Call for Oireachtas debate amid 'concerns' about Public Services Card

Regina Doherty has said the card is not compulsory, but mandatory

Call for Oireachtas debate amid 'concerns' about Public Services Card

A sample Public Services Card (Details have been blurred) | Image:

Organisations representing the elderly have expressed concern over an admission that the Public Services Card is "mandatory" to access social protection services.

On Newstalk Breakfast earlier, Minister Regina Doherty claimed the card is not compulsory as "nobody is required by law" to have one.

But she said Government departments will refuse to provide citizens with the basic public services they are entitled to if they refuse to sign up.

Her comments came after a woman in her 70s was refused her State pension because she did not want to sign up for the card.

Justin Moran is head of advocacy at Age Action.

He said: "In January the department told us that one-in-four people with a travel pass did not have a Public Services Card.

"Even if this figure has improved, it still means tens of thousands of older people do not have a card.

"Earlier this week it was revealed a woman in her 70s had her pension cut off because she does not have a Public Services Card.

"We would be very concerned if this new requirement for the card leads to more older people losing their entitlements and we would urge the department to ensure no one is penalised because they do not have a Public Services Card."

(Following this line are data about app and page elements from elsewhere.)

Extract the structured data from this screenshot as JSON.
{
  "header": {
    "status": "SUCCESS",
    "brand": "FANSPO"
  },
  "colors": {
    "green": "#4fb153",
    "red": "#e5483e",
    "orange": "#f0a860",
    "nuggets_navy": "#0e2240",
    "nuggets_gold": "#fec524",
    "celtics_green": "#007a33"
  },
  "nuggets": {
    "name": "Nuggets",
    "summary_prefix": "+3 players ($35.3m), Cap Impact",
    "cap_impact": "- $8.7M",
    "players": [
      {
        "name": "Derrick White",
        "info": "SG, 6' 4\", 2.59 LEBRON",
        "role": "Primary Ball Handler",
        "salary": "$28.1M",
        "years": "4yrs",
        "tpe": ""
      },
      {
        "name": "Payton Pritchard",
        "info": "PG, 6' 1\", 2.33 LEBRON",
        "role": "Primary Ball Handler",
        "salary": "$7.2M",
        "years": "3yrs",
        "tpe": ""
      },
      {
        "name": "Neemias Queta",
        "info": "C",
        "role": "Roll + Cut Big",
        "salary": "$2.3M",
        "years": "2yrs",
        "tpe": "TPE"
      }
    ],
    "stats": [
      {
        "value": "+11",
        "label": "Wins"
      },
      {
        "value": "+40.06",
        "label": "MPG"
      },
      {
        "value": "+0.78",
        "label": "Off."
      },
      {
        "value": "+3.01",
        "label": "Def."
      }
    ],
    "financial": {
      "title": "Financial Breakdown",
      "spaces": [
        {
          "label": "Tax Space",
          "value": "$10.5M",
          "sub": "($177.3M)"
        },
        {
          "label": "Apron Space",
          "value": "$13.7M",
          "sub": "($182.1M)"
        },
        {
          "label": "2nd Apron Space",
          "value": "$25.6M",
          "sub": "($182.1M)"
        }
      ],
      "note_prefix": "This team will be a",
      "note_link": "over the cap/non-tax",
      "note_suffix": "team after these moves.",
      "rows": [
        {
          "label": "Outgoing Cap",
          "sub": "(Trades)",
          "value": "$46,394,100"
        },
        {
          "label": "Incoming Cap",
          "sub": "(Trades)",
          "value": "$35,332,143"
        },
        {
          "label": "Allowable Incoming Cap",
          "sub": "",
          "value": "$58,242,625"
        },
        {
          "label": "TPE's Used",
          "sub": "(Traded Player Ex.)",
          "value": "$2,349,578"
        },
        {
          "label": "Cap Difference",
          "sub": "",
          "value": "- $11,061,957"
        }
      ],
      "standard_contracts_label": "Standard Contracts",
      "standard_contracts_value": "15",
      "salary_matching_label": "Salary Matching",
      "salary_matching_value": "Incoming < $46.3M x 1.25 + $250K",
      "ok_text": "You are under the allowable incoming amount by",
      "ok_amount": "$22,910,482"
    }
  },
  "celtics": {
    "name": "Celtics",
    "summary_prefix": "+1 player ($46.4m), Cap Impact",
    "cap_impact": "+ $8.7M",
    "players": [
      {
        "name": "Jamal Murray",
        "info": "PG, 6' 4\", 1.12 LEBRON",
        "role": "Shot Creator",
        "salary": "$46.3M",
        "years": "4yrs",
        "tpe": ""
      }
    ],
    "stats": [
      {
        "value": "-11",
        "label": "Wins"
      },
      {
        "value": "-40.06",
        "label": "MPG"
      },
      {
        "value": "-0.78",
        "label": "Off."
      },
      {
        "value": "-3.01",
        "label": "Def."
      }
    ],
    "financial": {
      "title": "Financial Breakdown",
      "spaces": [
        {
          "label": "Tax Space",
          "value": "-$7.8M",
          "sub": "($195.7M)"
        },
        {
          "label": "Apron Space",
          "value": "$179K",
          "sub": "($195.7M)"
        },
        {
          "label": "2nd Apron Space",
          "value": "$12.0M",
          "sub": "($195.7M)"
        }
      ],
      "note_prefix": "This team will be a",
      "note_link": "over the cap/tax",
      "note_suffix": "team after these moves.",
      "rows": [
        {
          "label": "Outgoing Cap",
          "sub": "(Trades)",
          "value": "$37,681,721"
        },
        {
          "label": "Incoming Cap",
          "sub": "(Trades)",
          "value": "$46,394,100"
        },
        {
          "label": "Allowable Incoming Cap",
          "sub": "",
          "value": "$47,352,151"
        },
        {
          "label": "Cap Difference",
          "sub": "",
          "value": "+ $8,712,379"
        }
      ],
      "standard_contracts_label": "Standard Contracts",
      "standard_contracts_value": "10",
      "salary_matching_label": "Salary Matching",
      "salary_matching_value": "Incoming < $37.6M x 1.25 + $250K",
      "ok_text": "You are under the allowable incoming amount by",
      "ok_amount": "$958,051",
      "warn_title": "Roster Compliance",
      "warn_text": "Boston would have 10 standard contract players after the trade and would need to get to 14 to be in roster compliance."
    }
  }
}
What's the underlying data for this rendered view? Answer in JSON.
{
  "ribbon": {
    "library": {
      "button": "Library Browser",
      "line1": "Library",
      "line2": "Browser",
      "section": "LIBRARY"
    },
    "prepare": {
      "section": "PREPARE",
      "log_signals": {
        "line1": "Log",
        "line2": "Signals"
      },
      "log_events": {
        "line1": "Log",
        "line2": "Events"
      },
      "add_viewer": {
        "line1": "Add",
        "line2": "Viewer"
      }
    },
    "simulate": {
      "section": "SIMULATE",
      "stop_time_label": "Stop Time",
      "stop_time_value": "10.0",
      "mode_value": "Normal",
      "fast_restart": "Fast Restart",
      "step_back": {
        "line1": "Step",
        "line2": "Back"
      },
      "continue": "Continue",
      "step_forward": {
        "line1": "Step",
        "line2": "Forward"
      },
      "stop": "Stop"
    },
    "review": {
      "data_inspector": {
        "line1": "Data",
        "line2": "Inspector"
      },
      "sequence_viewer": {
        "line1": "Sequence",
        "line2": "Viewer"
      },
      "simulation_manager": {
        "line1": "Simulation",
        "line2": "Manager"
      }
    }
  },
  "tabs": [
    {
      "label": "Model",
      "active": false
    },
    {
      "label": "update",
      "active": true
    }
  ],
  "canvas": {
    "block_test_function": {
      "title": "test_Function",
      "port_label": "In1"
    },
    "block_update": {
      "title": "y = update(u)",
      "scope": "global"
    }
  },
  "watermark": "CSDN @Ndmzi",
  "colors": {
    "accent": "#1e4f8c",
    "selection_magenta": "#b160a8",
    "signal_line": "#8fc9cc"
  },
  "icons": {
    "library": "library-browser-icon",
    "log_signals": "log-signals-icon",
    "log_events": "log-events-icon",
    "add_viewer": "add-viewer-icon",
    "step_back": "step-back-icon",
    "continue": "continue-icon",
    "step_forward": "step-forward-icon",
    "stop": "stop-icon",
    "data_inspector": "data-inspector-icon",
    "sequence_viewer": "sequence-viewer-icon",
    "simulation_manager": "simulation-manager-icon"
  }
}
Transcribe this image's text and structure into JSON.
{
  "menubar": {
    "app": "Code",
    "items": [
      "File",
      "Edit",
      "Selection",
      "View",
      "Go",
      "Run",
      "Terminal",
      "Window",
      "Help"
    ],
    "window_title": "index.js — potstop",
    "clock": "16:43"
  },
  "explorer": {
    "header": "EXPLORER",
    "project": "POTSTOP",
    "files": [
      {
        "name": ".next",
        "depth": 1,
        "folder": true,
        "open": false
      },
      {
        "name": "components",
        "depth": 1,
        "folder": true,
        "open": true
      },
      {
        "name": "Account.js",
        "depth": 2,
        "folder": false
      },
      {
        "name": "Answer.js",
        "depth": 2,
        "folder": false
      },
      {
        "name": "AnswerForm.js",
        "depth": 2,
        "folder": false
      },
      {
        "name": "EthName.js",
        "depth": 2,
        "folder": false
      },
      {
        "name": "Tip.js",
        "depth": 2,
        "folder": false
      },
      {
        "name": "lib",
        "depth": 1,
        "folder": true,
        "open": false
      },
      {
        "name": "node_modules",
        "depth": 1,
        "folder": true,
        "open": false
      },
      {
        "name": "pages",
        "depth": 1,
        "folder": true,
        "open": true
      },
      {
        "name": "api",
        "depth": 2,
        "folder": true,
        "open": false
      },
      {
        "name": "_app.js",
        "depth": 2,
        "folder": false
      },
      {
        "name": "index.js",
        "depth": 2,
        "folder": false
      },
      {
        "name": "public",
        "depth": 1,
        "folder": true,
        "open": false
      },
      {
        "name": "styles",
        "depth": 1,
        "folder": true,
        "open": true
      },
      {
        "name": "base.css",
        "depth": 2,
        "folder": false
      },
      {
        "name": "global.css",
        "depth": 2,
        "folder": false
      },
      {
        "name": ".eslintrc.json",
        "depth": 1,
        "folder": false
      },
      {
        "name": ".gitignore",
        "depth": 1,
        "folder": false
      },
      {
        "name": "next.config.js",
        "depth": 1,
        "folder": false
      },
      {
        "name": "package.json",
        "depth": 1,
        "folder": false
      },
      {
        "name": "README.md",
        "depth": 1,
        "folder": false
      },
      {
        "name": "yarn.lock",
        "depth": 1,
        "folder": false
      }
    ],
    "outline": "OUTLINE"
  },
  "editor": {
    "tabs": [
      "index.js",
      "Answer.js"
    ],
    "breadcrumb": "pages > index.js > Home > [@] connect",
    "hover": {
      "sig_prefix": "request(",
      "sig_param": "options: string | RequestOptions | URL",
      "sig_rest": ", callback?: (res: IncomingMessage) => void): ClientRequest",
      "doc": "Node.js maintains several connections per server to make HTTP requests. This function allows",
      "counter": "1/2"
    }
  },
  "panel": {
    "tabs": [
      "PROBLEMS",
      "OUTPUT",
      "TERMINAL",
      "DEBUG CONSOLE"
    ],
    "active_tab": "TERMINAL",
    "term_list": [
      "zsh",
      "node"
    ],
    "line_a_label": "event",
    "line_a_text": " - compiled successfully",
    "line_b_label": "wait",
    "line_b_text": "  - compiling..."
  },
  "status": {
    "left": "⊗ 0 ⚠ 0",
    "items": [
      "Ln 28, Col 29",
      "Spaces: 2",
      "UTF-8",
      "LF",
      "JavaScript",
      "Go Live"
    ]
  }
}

'A huge step without asking the public first'

Fianna Fáil's spokesperson for social protection, Senator Catherine Ardagh, has said it is essential that the Oireachtas are given an opportunity to debate and consider the concerns.

Senator Ardagh said: "It is important to note that this card has been in operation for those who require Social Protection services since 2011.

"This is not the first time a national ID card system has been mooted.

"The use of biometric data being incorporated into the public services card in order to seemingly eliminate the possibility of fraud and to improve the efficiency of public services will bring personal rights into sharper focus.

Responding Minister Regina Doherty's comments, Green Party technology spokesperson Councillor Ossian Smyth said: "It is sinister that Fine Gael is now revealing that the real purpose of its mandatory National ID card scheme is to deny services to the public.

"The Government is bringing in mandatory identity cards for Irish citizens.

"This is a huge step to take without asking the public first - and the first way they are being used is to deny rights to citizens."

Social Protection response

In reponse, the Department of Social Protection said in a statement: "The Public Services Card (PSC) is precisely that, a card for accessing public services.

"It helps customers access a range of public services easily.

"The user’s identity is fully authenticated when it is issued so they do not have to give the same information to multiple organisations.

"It was first introduced in 2011 and was initially rolled out to people getting social welfare payments. It is now being rolled out to other public services."

The department adds: "The Public Service Card is a card for accessing public services only.

"It is a token which proves that a person has had their identity verified to a substantial level of assurance in accordance with the SAFE 2 standard.

"It is governed in that context by legislative provisions in the Social Welfare Consolidation Act 2005 (as amended), which limit its usage."

It says the card does not have "any of the typical characteristics of a national identity card", in that people are not required by law to provide it to a member of the police force at their request.